## Required action
Whenever a line of the material contains the string "number", it should be copied.

─── Data supplied

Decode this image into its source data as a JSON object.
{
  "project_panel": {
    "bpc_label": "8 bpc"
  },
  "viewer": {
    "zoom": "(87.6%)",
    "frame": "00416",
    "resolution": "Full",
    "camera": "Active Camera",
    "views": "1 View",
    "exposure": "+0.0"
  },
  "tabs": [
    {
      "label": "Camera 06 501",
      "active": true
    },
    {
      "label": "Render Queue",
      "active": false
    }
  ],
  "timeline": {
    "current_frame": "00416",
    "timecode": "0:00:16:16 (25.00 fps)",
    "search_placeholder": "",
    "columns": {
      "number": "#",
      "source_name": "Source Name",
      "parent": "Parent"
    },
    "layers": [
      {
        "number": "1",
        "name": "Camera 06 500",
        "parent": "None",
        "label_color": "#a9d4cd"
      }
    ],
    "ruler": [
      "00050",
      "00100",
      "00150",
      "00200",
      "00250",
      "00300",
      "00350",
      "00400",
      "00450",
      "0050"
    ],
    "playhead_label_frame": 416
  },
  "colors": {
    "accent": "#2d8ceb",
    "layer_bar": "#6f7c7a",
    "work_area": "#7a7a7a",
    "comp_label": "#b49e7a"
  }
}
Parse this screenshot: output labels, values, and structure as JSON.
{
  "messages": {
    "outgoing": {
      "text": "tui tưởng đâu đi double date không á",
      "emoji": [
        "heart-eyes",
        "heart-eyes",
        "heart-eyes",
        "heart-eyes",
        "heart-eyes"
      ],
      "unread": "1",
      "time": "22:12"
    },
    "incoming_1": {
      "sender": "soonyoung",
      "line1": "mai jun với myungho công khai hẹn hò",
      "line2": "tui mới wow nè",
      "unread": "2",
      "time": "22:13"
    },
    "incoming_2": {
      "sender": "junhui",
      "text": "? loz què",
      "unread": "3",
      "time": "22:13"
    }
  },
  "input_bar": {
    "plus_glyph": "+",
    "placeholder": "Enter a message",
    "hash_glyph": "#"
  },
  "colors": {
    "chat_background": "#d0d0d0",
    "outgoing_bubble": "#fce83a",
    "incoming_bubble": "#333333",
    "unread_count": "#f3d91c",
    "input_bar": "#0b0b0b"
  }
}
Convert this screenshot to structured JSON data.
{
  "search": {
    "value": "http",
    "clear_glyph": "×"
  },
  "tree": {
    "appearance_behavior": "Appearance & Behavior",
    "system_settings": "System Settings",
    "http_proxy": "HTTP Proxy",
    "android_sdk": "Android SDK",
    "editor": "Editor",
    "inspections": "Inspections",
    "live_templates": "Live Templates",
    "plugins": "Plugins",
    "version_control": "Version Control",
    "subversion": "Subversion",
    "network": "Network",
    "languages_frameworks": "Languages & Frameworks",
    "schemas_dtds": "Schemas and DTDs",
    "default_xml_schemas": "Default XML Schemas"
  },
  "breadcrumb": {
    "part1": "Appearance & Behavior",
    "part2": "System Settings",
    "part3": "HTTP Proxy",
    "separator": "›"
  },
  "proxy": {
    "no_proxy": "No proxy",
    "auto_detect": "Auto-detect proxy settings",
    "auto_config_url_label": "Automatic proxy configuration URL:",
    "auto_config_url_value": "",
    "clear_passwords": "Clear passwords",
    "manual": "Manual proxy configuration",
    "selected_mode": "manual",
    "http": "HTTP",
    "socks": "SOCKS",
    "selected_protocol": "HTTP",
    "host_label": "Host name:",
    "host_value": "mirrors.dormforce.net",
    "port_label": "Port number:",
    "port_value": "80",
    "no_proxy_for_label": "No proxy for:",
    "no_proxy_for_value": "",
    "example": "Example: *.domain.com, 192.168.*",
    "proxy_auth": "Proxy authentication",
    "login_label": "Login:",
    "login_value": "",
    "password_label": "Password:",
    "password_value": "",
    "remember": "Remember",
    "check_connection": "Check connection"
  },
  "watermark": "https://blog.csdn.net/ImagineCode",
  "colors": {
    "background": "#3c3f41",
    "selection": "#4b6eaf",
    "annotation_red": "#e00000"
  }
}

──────

## Response below
      "number": "#",
        "number": "1",
    "port_label": "Port number:",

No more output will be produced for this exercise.